§ **About this task**
What you return should be every line of the material, unchanged.

§ **Input data**
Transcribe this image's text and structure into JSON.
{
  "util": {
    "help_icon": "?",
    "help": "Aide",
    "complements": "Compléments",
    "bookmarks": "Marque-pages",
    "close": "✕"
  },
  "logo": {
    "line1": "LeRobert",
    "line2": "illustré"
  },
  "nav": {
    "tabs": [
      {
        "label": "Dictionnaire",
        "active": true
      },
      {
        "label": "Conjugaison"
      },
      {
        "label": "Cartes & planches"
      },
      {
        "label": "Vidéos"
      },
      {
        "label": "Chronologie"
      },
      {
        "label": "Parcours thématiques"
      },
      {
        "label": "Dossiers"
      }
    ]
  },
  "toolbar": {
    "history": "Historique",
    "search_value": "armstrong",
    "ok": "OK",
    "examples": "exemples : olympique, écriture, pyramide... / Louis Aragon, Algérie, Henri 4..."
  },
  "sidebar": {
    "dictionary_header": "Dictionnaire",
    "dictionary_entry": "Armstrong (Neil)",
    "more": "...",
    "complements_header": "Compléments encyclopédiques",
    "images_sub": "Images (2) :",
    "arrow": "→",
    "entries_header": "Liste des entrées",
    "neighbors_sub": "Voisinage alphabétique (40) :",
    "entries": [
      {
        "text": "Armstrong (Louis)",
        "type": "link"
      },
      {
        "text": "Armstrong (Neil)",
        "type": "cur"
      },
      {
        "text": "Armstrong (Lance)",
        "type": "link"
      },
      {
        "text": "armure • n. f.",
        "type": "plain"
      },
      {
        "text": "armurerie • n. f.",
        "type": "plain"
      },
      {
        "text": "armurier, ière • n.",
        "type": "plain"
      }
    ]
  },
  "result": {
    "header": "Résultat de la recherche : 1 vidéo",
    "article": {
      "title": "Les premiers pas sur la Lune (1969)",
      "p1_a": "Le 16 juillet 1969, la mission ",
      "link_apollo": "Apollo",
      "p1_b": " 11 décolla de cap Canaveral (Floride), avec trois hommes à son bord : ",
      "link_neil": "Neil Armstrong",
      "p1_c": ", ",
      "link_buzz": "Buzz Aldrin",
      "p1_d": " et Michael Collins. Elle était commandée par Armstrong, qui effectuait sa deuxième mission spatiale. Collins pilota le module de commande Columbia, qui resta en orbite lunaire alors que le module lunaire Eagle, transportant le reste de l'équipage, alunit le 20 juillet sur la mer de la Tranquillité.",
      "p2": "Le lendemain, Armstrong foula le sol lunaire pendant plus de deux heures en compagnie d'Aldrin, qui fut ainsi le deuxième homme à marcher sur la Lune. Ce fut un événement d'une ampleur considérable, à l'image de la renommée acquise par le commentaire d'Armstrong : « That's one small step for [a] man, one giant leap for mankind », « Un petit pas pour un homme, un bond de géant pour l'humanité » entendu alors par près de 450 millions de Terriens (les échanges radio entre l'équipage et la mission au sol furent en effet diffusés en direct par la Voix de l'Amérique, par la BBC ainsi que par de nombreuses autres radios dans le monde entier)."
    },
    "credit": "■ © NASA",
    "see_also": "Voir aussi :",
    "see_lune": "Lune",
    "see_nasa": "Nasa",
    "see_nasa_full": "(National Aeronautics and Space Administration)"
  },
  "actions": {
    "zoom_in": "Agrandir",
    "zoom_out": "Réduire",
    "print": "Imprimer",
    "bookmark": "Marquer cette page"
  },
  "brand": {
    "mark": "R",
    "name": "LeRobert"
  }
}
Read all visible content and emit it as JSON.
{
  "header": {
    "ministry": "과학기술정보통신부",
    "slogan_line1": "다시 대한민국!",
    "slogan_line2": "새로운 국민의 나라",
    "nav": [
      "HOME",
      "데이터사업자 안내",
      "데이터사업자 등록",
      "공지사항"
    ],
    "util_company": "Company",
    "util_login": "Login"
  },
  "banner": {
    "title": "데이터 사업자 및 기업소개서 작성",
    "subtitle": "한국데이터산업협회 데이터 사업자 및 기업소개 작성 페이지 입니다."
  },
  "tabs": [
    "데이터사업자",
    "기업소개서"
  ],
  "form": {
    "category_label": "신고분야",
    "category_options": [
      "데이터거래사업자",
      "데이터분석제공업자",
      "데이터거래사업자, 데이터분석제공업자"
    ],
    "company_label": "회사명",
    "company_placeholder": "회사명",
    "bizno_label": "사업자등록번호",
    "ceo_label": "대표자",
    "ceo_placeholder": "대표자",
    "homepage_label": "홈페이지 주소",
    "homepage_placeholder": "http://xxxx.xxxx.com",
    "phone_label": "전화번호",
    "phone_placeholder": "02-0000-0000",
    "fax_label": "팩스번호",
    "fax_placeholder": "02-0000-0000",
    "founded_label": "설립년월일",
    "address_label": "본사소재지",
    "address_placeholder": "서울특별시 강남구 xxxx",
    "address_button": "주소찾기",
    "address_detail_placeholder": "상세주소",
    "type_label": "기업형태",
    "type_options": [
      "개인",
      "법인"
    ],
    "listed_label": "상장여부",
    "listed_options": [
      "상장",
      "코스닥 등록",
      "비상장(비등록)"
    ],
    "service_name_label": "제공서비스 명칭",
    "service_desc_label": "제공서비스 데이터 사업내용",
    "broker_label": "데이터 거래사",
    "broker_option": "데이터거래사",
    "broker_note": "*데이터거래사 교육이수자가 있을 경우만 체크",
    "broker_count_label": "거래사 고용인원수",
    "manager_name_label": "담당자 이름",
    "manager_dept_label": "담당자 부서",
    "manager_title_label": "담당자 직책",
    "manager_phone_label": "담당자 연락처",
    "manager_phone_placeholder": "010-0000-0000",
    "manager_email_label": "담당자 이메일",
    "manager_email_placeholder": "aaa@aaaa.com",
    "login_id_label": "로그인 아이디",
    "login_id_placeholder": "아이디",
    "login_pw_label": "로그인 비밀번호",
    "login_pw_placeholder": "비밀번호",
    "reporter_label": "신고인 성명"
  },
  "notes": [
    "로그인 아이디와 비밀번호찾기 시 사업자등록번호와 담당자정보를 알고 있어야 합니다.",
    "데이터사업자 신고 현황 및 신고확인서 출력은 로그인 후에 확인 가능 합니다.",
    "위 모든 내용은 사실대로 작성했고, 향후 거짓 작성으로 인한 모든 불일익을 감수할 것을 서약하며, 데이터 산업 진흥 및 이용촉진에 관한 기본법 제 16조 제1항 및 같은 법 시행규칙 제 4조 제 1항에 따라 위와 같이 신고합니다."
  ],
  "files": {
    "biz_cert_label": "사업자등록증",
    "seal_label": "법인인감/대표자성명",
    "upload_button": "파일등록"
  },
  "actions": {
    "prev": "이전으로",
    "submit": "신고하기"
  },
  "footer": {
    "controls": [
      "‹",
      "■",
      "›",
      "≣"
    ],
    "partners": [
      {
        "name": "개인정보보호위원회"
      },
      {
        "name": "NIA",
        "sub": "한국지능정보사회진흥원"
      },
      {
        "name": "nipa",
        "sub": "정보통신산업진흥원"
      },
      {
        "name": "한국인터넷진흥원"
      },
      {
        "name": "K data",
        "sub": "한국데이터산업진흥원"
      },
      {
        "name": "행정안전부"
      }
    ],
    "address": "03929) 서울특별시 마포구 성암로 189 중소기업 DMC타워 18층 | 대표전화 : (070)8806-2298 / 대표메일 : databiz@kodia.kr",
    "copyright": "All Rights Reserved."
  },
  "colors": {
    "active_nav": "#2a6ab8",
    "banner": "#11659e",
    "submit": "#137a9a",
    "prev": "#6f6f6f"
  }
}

§ **Answer box**
Transcribe this image's text and structure into JSON.
{
  "util": {
    "help_icon": "?",
    "help": "Aide",
    "complements": "Compléments",
    "bookmarks": "Marque-pages",
    "close": "✕"
  },
  "logo": {
    "line1": "LeRobert",
    "line2": "illustré"
  },
  "nav": {
    "tabs": [
      {
        "label": "Dictionnaire",
        "active": true
      },
      {
        "label": "Conjugaison"
      },
      {
        "label": "Cartes & planches"
      },
      {
        "label": "Vidéos"
      },
      {
        "label": "Chronologie"
      },
      {
        "label": "Parcours thématiques"
      },
      {
        "label": "Dossiers"
      }
    ]
  },
  "toolbar": {
    "history": "Historique",
    "search_value": "armstrong",
    "ok": "OK",
    "examples": "exemples : olympique, écriture, pyramide... / Louis Aragon, Algérie, Henri 4..."
  },
  "sidebar": {
    "dictionary_header": "Dictionnaire",
    "dictionary_entry": "Armstrong (Neil)",
    "more": "...",
    "complements_header": "Compléments encyclopédiques",
    "images_sub": "Images (2) :",
    "arrow": "→",
    "entries_header": "Liste des entrées",
    "neighbors_sub": "Voisinage alphabétique (40) :",
    "entries": [
      {
        "text": "Armstrong (Louis)",
        "type": "link"
      },
      {
        "text": "Armstrong (Neil)",
        "type": "cur"
      },
      {
        "text": "Armstrong (Lance)",
        "type": "link"
      },
      {
        "text": "armure • n. f.",
        "type": "plain"
      },
      {
        "text": "armurerie • n. f.",
        "type": "plain"
      },
      {
        "text": "armurier, ière • n.",
        "type": "plain"
      }
    ]
  },
  "result": {
    "header": "Résultat de la recherche : 1 vidéo",
    "article": {
      "title": "Les premiers pas sur la Lune (1969)",
      "p1_a": "Le 16 juillet 1969, la mission ",
      "link_apollo": "Apollo",
      "p1_b": " 11 décolla de cap Canaveral (Floride), avec trois hommes à son bord : ",
      "link_neil": "Neil Armstrong",
      "p1_c": ", ",
      "link_buzz": "Buzz Aldrin",
      "p1_d": " et Michael Collins. Elle était commandée par Armstrong, qui effectuait sa deuxième mission spatiale. Collins pilota le module de commande Columbia, qui resta en orbite lunaire alors que le module lunaire Eagle, transportant le reste de l'équipage, alunit le 20 juillet sur la mer de la Tranquillité.",
      "p2": "Le lendemain, Armstrong foula le sol lunaire pendant plus de deux heures en compagnie d'Aldrin, qui fut ainsi le deuxième homme à marcher sur la Lune. Ce fut un événement d'une ampleur considérable, à l'image de la renommée acquise par le commentaire d'Armstrong : « That's one small step for [a] man, one giant leap for mankind », « Un petit pas pour un homme, un bond de géant pour l'humanité » entendu alors par près de 450 millions de Terriens (les échanges radio entre l'équipage et la mission au sol furent en effet diffusés en direct par la Voix de l'Amérique, par la BBC ainsi que par de nombreuses autres radios dans le monde entier)."
    },
    "credit": "■ © NASA",
    "see_also": "Voir aussi :",
    "see_lune": "Lune",
    "see_nasa": "Nasa",
    "see_nasa_full": "(National Aeronautics and Space Administration)"
  },
  "actions": {
    "zoom_in": "Agrandir",
    "zoom_out": "Réduire",
    "print": "Imprimer",
    "bookmark": "Marquer cette page"
  },
  "brand": {
    "mark": "R",
    "name": "LeRobert"
  }
}
Read all visible content and emit it as JSON.
{
  "header": {
    "ministry": "과학기술정보통신부",
    "slogan_line1": "다시 대한민국!",
    "slogan_line2": "새로운 국민의 나라",
    "nav": [
      "HOME",
      "데이터사업자 안내",
      "데이터사업자 등록",
      "공지사항"
    ],
    "util_company": "Company",
    "util_login": "Login"
  },
  "banner": {
    "title": "데이터 사업자 및 기업소개서 작성",
    "subtitle": "한국데이터산업협회 데이터 사업자 및 기업소개 작성 페이지 입니다."
  },
  "tabs": [
    "데이터사업자",
    "기업소개서"
  ],
  "form": {
    "category_label": "신고분야",
    "category_options": [
      "데이터거래사업자",
      "데이터분석제공업자",
      "데이터거래사업자, 데이터분석제공업자"
    ],
    "company_label": "회사명",
    "company_placeholder": "회사명",
    "bizno_label": "사업자등록번호",
    "ceo_label": "대표자",
    "ceo_placeholder": "대표자",
    "homepage_label": "홈페이지 주소",
    "homepage_placeholder": "http://xxxx.xxxx.com",
    "phone_label": "전화번호",
    "phone_placeholder": "02-0000-0000",
    "fax_label": "팩스번호",
    "fax_placeholder": "02-0000-0000",
    "founded_label": "설립년월일",
    "address_label": "본사소재지",
    "address_placeholder": "서울특별시 강남구 xxxx",
    "address_button": "주소찾기",
    "address_detail_placeholder": "상세주소",
    "type_label": "기업형태",
    "type_options": [
      "개인",
      "법인"
    ],
    "listed_label": "상장여부",
    "listed_options": [
      "상장",
      "코스닥 등록",
      "비상장(비등록)"
    ],
    "service_name_label": "제공서비스 명칭",
    "service_desc_label": "제공서비스 데이터 사업내용",
    "broker_label": "데이터 거래사",
    "broker_option": "데이터거래사",
    "broker_note": "*데이터거래사 교육이수자가 있을 경우만 체크",
    "broker_count_label": "거래사 고용인원수",
    "manager_name_label": "담당자 이름",
    "manager_dept_label": "담당자 부서",
    "manager_title_label": "담당자 직책",
    "manager_phone_label": "담당자 연락처",
    "manager_phone_placeholder": "010-0000-0000",
    "manager_email_label": "담당자 이메일",
    "manager_email_placeholder": "aaa@aaaa.com",
    "login_id_label": "로그인 아이디",
    "login_id_placeholder": "아이디",
    "login_pw_label": "로그인 비밀번호",
    "login_pw_placeholder": "비밀번호",
    "reporter_label": "신고인 성명"
  },
  "notes": [
    "로그인 아이디와 비밀번호찾기 시 사업자등록번호와 담당자정보를 알고 있어야 합니다.",
    "데이터사업자 신고 현황 및 신고확인서 출력은 로그인 후에 확인 가능 합니다.",
    "위 모든 내용은 사실대로 작성했고, 향후 거짓 작성으로 인한 모든 불일익을 감수할 것을 서약하며, 데이터 산업 진흥 및 이용촉진에 관한 기본법 제 16조 제1항 및 같은 법 시행규칙 제 4조 제 1항에 따라 위와 같이 신고합니다."
  ],
  "files": {
    "biz_cert_label": "사업자등록증",
    "seal_label": "법인인감/대표자성명",
    "upload_button": "파일등록"
  },
  "actions": {
    "prev": "이전으로",
    "submit": "신고하기"
  },
  "footer": {
    "controls": [
      "‹",
      "■",
      "›",
      "≣"
    ],
    "partners": [
      {
        "name": "개인정보보호위원회"
      },
      {
        "name": "NIA",
        "sub": "한국지능정보사회진흥원"
      },
      {
        "name": "nipa",
        "sub": "정보통신산업진흥원"
      },
      {
        "name": "한국인터넷진흥원"
      },
      {
        "name": "K data",
        "sub": "한국데이터산업진흥원"
      },
      {
        "name": "행정안전부"
      }
    ],
    "address": "03929) 서울특별시 마포구 성암로 189 중소기업 DMC타워 18층 | 대표전화 : (070)8806-2298 / 대표메일 : databiz@kodia.kr",
    "copyright": "All Rights Reserved."
  },
  "colors": {
    "active_nav": "#2a6ab8",
    "banner": "#11659e",
    "submit": "#137a9a",
    "prev": "#6f6f6f"
  }
}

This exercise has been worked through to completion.